For a list of my research group members, please click here. For the membership of RTML, which I direct, please click here.

We thank our research sponsors:

Current Research Thrusts

My research interests lie in all aspects of embedded real-time systems and wireless/sensor networks. In the domain of embedded real-time systems, my interests include but are not limited to operating systems, scheduling theory, resource management, wired/wireless networking protocols, quality of service management, hardware/software architecture, model-based design tools and power management. In the context of wireless/sensor networks, my research interests span hardware, devices, power-efficient networking protocols, run-time environments, large-scale system architectures, visualization and administrative tools.

RMA, Resource Kernels and QoS

A primary focus of my research is to build practical and functioning systems which can be analyzed/proved to be correct (in terms of timeliness, jitter, power efficiency, quality of service metrics, etc.). (If you are a practitioner, and you consider analyzable/provable and functioning systems as an oxymoron, I fully understand where you come from - let's talk!)

I was one of the principal contributors to Rate-Monotonic Analysis (RMA) (also see What Happened on Mars). RMA is supported by an impressive list of standards including POSIX Real-Time Extensions (IEEE 1003.1), the Real-Time Specification for Java, Real-Time UML (UML 2.0), Real-Time CORBA (CORBA 2.0), Ada 95, Ada 83, and automotive standards like OSEK and CANbus. I was the principal architect of tools like TimeWiz (from TimeSys), which supported schedulability analysis. I was the primary founder of TimeSys along with two other co-founders. (The company founded in 1996 now focuses on embedded Linux with an added emphasis on real-time features - thanks to my group's work on real-time extensions such as Linux/RK).

Current Projects

Our work on resource kernels abstracts the notions of RMA, EDF and other real-time scheduling policies while enforcing the assumptions these theories make. It also extended resource management from processors to network bandwidth, disk bandwidth and physical memory resources. The resource set abstraction of resource kernels turns out to be an ideal construct for managing and minimizing power consumption without violating the responsiveness characteristics of applications. We have lately started to extend this notion to distributed systems (using Distributed RK), and to multicore processors. Early publications are available.

I am a strong proponent of model-based design and development. Our tool, SysWeaver, embodies our approach and has been applied in multiple application domains including avionics, software radios, distributed automotive systems and sensor networks.

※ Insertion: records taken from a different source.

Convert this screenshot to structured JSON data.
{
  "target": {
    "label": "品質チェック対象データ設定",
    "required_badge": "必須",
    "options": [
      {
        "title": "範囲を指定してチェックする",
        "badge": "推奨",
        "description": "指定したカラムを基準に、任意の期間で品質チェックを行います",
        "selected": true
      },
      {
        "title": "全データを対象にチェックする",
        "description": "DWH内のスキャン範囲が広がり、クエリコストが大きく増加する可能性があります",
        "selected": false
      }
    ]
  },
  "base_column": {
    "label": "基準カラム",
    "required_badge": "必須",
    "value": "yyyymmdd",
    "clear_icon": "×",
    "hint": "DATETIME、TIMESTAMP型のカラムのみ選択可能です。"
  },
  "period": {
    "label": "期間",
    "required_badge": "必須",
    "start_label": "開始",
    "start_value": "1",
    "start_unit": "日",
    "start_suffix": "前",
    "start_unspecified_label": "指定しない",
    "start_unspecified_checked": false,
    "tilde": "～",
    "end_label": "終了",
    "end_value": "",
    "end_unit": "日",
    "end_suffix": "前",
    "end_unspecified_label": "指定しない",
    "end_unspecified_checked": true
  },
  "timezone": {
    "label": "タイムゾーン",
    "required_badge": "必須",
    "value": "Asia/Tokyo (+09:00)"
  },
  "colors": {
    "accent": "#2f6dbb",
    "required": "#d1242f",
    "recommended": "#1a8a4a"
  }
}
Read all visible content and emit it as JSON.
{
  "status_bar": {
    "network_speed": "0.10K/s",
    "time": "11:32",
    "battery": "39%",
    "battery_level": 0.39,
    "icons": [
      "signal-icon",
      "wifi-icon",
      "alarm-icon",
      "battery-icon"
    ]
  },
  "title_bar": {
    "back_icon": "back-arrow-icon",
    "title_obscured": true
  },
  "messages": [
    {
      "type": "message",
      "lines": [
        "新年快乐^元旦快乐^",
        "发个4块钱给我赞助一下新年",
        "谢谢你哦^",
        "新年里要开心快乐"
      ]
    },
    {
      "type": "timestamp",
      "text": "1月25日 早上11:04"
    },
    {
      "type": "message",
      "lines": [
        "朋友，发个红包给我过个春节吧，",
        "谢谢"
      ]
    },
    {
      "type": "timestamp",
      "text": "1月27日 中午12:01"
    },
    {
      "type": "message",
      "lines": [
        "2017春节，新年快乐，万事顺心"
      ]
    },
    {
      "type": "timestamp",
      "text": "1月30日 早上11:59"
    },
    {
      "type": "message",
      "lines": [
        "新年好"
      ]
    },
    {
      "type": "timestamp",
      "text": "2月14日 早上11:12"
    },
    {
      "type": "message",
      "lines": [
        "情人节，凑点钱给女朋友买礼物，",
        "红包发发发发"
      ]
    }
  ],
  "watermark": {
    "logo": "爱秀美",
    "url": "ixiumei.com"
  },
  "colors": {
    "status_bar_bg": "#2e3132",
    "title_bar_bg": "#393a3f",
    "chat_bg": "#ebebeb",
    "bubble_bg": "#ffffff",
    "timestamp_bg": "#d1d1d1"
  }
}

We then went a layer above and studied in depth tradeoffs across multiple applications each with multiple Quality of Service (QoS) dimensions using the same set of (finite) resources. This resulted in the QoS-based Model Allocation Framework (Q-RAM).

In recent years, my group has also spent a considerable amount of effort to build predictable wireless sensor networks. The FireFly sensor networks and our large-scale deployment of FireFly across the Carnegie Mellon campus (called Sensor Andrew) are concrete outcomes of this work. Also, please see FireFly Platform page.

Finally, thanks to our focus on real-time embedded and networked systems, we work with General Motors on Vehicular (V2V) Networks and on robust real-time platforms for autonomous driving. Yes, I serve as the Co-Director from Carnegie Mellon of the General Motors-Carnegie Mellon Information Technology Collaborative Research Laboratory and the General Motors-Carnegie Mellon Autonomous Driving Autonomous Driving Collaborative Research Laboratory.

My current research can be broadly classified into the following two categories. (Updated links will be available soon - meanwhile, please use the links provided above and below).